I played in clubs all over Cuba from the age of 19 until I was 28. But there was no reaction to my original songs; the people wanted to hear covers. I really didn’t think about coming to the States – it seemed undoable. That’s when Betty Malo heard me in one of the clubs in Cuba. She’s a manager, and her husband is Raul Malo, from the Mavericks. Betty got what I was doing. She gave me her card, but I was like, “Whatever.” I didn’t follow up.

Two months later, she contacted me, and she was really serious. She and her husband helped me with all my papers, and they got me to the States. They really believed in what I was doing. Because of Betty, my demos got to Barrett Martin, and things went from there. Before you knew it, I was making a record in real studios.

Peter Buck does a fair number of guest spots on other records, but Krist Novoselic not so much.

Not really. Barrett warned me about both guys: “Be prepared for it not to happen. These guys don’t do it for money. They only do stuff if they like the music.” Both guys are such amazing musicians, and they’re very spontaneous. They caught what I was doing very quickly. When you meet them and you see how they work, you realize why they’re legends. They bring so much musicality with them.

Hector Tellez Jr.

(Image credit: Mono Mundo Recordings/Thirty Tigers)

Did you give them any musical directions, and was that weird?

It was so weird. Krist sat down in front of me with his huge Gibson bass, and he said, “I was listening to the songs. Is this what you want me to play? If not, tell me what you want.” So we started jamming. I had a hard time telling them what to do because I didn’t want to bruise their egos, but they didn’t care. They wanted me to direct them.

They both play on “Silver Blue Jellyfish.” Were they together live in the studio with you?

That was done with multi-tracking. I did guitars, drums and vocals in Nashville, and we did bass and harmony guitars in Seattle. They were together with me in the studio. Peter came up with harmony guitar lines to the main riff. One take was all he needed.

You play a number of wild wah solos on the record.

I like using a wah. I used to listen to Steve Vai, Joe Satriani and Yngwie Malmsteen. I didn’t have a pedal with me. Barrett wanted wah on some solos, so he bought me one as a gift. I went through a Leslie, too. That sounded awesome.

The first thing I did was play ‘Teen Spirit’ in front of Krist. He said, ‘I think I know that song’

Hector Tellez Jr.

“Todo Lo Entendi” is one of the songs sung in Spanish. It’s got a nice, economical guitar solo. Is that Peter?
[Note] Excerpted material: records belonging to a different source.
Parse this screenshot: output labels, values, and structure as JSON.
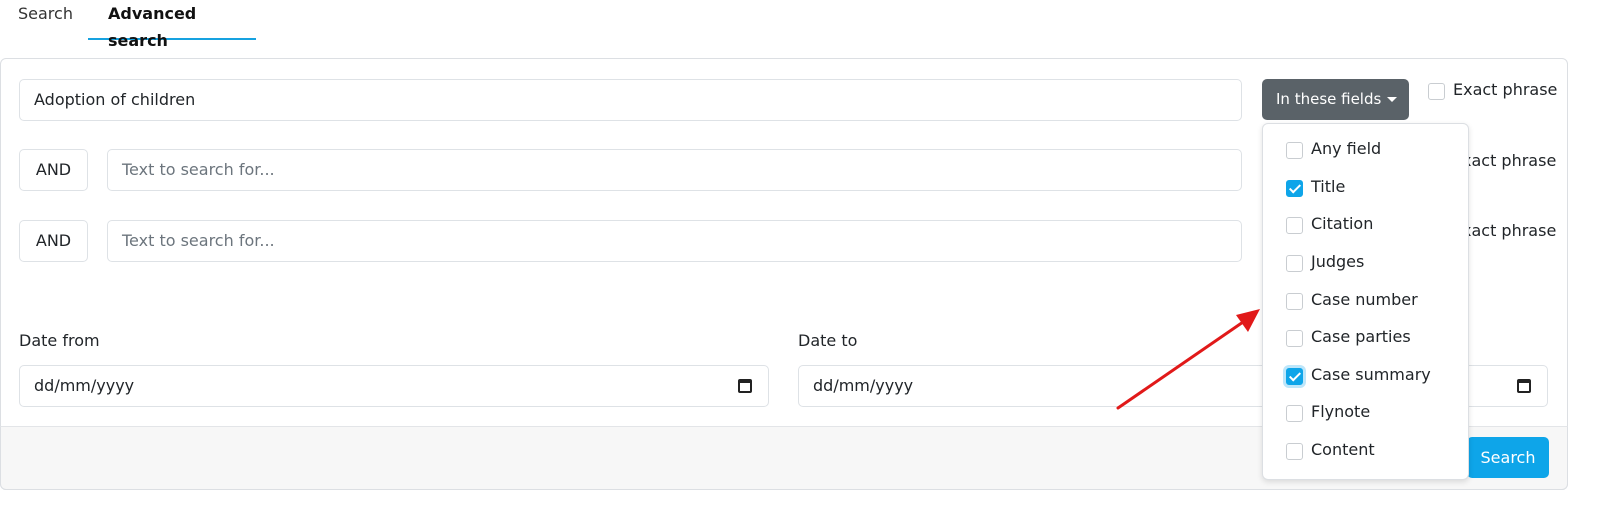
{
  "tabs": {
    "search": "Search",
    "advanced": "Advanced search"
  },
  "rows": [
    {
      "operator": "",
      "value": "Adoption of children",
      "placeholder": "",
      "exact_label": "Exact phrase"
    },
    {
      "operator": "AND",
      "value": "",
      "placeholder": "Text to search for...",
      "exact_label": "xact phrase"
    },
    {
      "operator": "AND",
      "value": "",
      "placeholder": "Text to search for...",
      "exact_label": "xact phrase"
    }
  ],
  "field_selector": {
    "label": "In these fields"
  },
  "field_options": [
    {
      "label": "Any field",
      "checked": false
    },
    {
      "label": "Title",
      "checked": true
    },
    {
      "label": "Citation",
      "checked": false
    },
    {
      "label": "Judges",
      "checked": false
    },
    {
      "label": "Case number",
      "checked": false
    },
    {
      "label": "Case parties",
      "checked": false
    },
    {
      "label": "Case summary",
      "checked": true
    },
    {
      "label": "Flynote",
      "checked": false
    },
    {
      "label": "Content",
      "checked": false
    }
  ],
  "date_from": {
    "label": "Date from",
    "placeholder": "dd/mm/yyyy"
  },
  "date_to": {
    "label": "Date to",
    "placeholder": "dd/mm/yyyy"
  },
  "search_button": {
    "label": "Search"
  },
  "colors": {
    "accent": "#0ea5e9",
    "dropdown_button": "#5a6268",
    "annotation_arrow": "#e11919"
  }
}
That’s him. He came in with a vintage ES-335 12-string, and he just went for it. He played the riff and solo on the 12-string. He instinctively knew what to do. He played mandolin on a few cuts. It was really something. I’d sit there and go, “Yep. That’s Peter Buck.” [laughs]

What kinds of guitars did you use?

I played my Strat with two humbuckers. I got it in Cuba and I love it. All my guitar heroes – Clapton, Hendrix, Stevie Ray, Jeff Beck – they’re all Strat guys. I also used an Epiphone 335, and Barrett brought in a Gretsch for me to use. Most of the solos were on my Strat.

I’m curious. How did you not ask Peter and Krist a million questions about R.E.M. and Nirvana?

[laughs] The first thing I did was play “Teen Spirit” in front of Krist. He said, “I think I know that song,” and he started to play it with me. Same thing with Peter. I played “Losing My Religion,” and he said, “I know that one.” So we played it together. How many people can say they got to do that? [laughs]

Joe is a freelance journalist who has, over the past few decades, interviewed hundreds of guitarists for Guitar WorldGuitar PlayerMusicRadar and Classic Rock. He is also a former editor of Guitar World, contributing writer for Guitar Aficionado and VP of A&R for Island Records. He’s an enthusiastic guitarist, but he’s nowhere near the likes of the people he interviews. Surprisingly, his skills are more suited to the drums. If you need a drummer for your Beatles tribute band, look him up.